Now that all partners from five countries—Estonia, France, Austria, Belgium and Czech Republic—have filled their part in building the Mars house, constructed for extreme living conditions, the self-erecting house with a unique design is complete. It is very likely that it will be used in future space related experiments.

The international Mars house project began at the beginning of 2013 and Estonians were given a task of great responsibility—creating the technology of the self-erecting house. In January 2015, researchers of the University of Tartu Institute of Technology finished their part of the project and sent the house, which packs and unpacks itself within a few minutes, to France where partners continued to install the interior and life-providing systems.

By now the house, which was named after the challenging living conditions on planet Mars, is complete and it was presented on 15 December in Strasbourg in France at the International Space University. Mars house project manager at UT Institute of Technology Priit Kull said that in all likelihood the Mars house will remain at the International Space University: “Starting next year, the house is on the market, so to say, and then we will see what the market wants of it.”

Kull was hopeful that after the successful completion of the Mars house, the UT team will get new opportunities to participate in similar projects. “There have been some talks, but nothing certain as of yet,” Kull implied.

In its packed form the house is a 6 metres long and 2.4 metres wide box, which weighs 6000 kg and fits on the trailer of a large truck. In a typical mission scenario, the construction can house two people for at least two weeks. The building has all the necessary rooms and its design resembles a classical home: sleeping area, kitchen, bathroom, toilet and work rooms.

Researchers of UT Institute of Technology built the Mars house in the framework of the international SHEE project. The goal of the SHEE project is to develop a planetary habitat testbed for terrestrial analogue simulations.
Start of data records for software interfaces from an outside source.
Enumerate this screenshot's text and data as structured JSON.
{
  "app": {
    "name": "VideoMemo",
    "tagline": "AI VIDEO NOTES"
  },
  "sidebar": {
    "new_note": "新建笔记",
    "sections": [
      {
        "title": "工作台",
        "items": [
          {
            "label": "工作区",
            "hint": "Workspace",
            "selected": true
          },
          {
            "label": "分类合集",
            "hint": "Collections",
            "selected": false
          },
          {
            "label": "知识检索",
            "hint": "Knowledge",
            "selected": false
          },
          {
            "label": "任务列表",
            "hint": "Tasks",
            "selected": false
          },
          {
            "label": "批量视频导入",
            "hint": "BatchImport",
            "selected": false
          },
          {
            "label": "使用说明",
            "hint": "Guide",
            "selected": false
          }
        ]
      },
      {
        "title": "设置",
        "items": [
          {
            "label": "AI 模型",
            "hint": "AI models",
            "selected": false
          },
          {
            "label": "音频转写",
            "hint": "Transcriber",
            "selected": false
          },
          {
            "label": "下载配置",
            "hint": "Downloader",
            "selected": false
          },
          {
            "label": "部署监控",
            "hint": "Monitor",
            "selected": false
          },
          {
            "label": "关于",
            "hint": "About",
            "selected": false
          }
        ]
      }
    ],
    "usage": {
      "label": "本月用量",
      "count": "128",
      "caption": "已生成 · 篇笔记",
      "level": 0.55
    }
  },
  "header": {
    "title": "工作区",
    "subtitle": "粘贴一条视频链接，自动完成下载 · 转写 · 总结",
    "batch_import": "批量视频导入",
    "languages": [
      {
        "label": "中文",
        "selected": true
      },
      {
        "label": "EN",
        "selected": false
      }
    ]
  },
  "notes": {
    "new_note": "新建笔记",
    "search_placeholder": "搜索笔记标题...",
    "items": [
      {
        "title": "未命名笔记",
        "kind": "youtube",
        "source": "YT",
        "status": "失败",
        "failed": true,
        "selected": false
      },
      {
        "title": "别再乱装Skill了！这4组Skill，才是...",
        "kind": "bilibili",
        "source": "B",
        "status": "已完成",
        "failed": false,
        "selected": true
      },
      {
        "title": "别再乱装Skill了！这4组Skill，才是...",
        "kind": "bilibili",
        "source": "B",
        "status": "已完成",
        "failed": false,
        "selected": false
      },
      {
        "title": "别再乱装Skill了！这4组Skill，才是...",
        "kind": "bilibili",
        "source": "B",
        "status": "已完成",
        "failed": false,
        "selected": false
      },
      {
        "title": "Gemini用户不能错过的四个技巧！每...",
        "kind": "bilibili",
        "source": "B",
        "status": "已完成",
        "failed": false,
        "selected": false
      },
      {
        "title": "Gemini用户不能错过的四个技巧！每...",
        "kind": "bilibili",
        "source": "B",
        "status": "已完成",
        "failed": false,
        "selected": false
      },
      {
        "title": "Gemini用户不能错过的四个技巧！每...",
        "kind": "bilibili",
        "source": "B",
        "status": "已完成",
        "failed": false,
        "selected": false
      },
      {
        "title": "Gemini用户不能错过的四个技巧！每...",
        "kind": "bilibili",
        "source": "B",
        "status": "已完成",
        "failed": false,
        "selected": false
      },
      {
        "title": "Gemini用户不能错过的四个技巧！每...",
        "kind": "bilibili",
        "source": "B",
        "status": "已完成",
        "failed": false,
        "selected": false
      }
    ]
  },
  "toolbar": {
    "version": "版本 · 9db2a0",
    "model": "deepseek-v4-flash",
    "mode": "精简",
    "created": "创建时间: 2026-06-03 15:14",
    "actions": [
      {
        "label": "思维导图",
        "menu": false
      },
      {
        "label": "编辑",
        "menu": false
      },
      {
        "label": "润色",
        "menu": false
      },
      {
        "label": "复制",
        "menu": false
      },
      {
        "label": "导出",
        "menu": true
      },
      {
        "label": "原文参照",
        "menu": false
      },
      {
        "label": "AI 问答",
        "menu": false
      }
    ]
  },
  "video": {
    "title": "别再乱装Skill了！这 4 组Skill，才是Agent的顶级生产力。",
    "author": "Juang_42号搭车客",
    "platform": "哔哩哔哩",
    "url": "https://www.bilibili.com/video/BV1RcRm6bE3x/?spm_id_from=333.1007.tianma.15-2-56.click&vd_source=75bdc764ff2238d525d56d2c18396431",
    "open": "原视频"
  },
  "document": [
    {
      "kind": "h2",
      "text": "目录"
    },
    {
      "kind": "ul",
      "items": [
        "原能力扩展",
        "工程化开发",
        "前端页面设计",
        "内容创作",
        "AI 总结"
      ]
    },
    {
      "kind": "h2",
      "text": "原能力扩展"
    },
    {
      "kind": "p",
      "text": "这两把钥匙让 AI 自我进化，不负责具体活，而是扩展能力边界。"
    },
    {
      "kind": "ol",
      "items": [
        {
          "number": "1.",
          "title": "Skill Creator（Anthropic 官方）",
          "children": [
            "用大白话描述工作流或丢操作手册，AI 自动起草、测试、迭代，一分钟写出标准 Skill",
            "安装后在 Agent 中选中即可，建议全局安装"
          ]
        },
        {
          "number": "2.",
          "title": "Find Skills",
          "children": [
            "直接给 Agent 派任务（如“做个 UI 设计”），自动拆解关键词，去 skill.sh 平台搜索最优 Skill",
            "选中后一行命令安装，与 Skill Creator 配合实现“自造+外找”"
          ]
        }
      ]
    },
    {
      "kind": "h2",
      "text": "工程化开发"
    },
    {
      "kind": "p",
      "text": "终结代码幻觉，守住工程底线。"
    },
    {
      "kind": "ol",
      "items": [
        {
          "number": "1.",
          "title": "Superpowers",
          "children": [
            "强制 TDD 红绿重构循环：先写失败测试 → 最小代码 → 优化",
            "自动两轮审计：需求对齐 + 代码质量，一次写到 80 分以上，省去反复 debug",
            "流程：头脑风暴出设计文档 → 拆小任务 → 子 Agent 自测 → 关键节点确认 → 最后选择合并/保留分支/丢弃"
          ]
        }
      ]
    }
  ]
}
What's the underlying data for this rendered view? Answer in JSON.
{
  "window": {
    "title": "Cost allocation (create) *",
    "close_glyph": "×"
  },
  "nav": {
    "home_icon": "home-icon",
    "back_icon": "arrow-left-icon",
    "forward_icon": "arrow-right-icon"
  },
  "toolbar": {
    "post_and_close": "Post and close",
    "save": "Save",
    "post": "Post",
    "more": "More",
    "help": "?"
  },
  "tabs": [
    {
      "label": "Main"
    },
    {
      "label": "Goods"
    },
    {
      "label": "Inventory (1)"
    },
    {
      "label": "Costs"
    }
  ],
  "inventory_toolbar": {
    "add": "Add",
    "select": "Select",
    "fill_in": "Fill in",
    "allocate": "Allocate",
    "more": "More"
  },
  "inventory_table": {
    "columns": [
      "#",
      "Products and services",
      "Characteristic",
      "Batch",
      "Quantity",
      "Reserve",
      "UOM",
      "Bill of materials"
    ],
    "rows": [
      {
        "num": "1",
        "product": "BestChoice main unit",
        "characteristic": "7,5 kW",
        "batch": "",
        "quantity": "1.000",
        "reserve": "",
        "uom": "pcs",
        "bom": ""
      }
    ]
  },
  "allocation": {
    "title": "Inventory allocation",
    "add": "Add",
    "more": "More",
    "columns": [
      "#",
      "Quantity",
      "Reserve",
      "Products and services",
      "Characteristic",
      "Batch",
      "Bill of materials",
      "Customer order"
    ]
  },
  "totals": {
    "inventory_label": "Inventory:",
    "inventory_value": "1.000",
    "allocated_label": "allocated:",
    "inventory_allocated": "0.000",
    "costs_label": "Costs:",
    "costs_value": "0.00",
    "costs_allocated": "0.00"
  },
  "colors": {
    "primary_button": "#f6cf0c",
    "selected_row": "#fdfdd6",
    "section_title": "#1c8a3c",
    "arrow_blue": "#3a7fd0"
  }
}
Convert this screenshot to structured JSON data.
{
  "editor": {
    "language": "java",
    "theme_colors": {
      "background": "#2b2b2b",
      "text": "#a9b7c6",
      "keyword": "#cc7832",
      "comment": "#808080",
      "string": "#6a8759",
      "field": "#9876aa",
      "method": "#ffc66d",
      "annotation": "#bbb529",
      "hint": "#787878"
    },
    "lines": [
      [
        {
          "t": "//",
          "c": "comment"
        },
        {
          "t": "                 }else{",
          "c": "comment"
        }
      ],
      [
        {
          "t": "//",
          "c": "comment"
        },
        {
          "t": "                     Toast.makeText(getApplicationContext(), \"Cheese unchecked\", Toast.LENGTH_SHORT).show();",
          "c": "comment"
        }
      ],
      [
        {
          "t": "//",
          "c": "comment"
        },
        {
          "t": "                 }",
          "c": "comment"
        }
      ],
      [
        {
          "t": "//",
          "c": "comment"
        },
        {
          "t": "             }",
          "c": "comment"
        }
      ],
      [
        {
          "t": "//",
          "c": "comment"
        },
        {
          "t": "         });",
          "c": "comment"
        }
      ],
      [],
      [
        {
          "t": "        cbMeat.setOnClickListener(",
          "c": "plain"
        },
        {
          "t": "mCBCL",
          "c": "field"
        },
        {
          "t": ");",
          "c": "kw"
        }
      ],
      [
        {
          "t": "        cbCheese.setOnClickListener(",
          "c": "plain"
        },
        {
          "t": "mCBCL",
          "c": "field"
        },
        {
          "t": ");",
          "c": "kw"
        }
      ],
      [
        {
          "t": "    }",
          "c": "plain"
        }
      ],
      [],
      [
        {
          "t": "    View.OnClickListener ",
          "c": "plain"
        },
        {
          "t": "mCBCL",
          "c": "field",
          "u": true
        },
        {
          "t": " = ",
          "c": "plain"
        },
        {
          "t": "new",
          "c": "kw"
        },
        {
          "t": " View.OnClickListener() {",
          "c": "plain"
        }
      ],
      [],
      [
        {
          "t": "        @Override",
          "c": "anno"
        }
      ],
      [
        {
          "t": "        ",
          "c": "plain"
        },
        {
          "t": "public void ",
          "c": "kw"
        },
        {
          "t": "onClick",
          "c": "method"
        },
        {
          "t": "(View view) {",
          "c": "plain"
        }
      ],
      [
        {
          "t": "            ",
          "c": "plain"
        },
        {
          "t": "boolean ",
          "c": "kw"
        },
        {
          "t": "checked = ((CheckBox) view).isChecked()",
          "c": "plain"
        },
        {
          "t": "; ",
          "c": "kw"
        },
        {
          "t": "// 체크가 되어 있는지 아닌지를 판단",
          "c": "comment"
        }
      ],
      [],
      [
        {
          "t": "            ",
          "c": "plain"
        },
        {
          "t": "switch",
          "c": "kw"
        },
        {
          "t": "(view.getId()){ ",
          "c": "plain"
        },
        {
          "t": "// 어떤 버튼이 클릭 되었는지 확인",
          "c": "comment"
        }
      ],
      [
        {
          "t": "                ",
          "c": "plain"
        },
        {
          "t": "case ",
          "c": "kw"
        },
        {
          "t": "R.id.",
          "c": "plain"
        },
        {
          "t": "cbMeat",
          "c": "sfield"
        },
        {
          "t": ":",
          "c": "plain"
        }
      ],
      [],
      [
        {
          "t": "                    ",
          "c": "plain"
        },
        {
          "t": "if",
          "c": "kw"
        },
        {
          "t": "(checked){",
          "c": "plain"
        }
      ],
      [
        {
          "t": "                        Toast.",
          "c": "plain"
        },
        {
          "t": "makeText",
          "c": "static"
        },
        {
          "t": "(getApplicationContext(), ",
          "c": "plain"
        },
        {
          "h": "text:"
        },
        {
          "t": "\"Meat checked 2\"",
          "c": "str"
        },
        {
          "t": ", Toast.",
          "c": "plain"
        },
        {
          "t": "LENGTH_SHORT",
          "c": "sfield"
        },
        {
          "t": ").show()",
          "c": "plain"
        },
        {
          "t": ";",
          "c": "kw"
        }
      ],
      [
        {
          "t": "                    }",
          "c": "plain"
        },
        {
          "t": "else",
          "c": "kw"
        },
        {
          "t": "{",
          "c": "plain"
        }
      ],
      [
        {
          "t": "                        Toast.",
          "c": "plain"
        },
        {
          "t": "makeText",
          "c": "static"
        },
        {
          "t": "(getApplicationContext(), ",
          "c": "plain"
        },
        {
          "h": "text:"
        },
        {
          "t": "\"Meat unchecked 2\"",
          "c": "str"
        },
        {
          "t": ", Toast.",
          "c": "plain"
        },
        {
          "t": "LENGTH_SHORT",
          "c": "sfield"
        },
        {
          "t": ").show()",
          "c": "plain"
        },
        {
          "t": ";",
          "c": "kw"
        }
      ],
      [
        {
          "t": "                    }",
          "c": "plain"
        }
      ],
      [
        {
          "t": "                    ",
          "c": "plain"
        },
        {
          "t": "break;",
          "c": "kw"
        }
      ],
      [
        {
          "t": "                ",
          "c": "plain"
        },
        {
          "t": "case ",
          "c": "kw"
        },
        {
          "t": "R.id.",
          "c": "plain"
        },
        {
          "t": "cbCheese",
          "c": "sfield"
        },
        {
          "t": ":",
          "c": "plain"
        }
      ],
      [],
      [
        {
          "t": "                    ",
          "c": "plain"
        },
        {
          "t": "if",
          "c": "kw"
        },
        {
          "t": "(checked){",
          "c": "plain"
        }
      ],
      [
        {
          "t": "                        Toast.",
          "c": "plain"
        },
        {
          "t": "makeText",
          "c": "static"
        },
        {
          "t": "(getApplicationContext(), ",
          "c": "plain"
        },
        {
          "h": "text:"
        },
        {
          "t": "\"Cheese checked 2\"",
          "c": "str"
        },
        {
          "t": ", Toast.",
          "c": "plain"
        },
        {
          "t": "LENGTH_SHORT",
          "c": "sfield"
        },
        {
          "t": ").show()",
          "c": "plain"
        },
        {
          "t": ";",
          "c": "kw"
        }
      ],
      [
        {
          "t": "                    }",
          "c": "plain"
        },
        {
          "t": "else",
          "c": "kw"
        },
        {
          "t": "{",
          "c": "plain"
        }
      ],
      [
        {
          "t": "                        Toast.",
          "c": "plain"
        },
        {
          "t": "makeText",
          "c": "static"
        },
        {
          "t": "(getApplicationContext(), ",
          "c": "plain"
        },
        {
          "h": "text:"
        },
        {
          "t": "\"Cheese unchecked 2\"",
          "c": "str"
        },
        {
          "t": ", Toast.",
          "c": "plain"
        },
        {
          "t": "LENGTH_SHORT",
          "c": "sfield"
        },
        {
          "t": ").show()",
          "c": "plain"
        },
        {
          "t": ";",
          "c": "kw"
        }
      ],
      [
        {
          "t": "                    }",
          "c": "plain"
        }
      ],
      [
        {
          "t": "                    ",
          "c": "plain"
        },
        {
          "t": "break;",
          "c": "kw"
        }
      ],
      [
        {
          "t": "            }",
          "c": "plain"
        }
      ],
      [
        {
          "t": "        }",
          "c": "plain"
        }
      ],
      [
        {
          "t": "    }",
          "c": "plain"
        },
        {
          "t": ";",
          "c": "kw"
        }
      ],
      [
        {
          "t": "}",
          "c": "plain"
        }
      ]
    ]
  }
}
The so called Mars house is well-suited, for example, to use on Earth in disaster areas or in extreme conditions during research work.

Source: Brilliant Fixer

By Richard J. Witismann on 19 January, 2016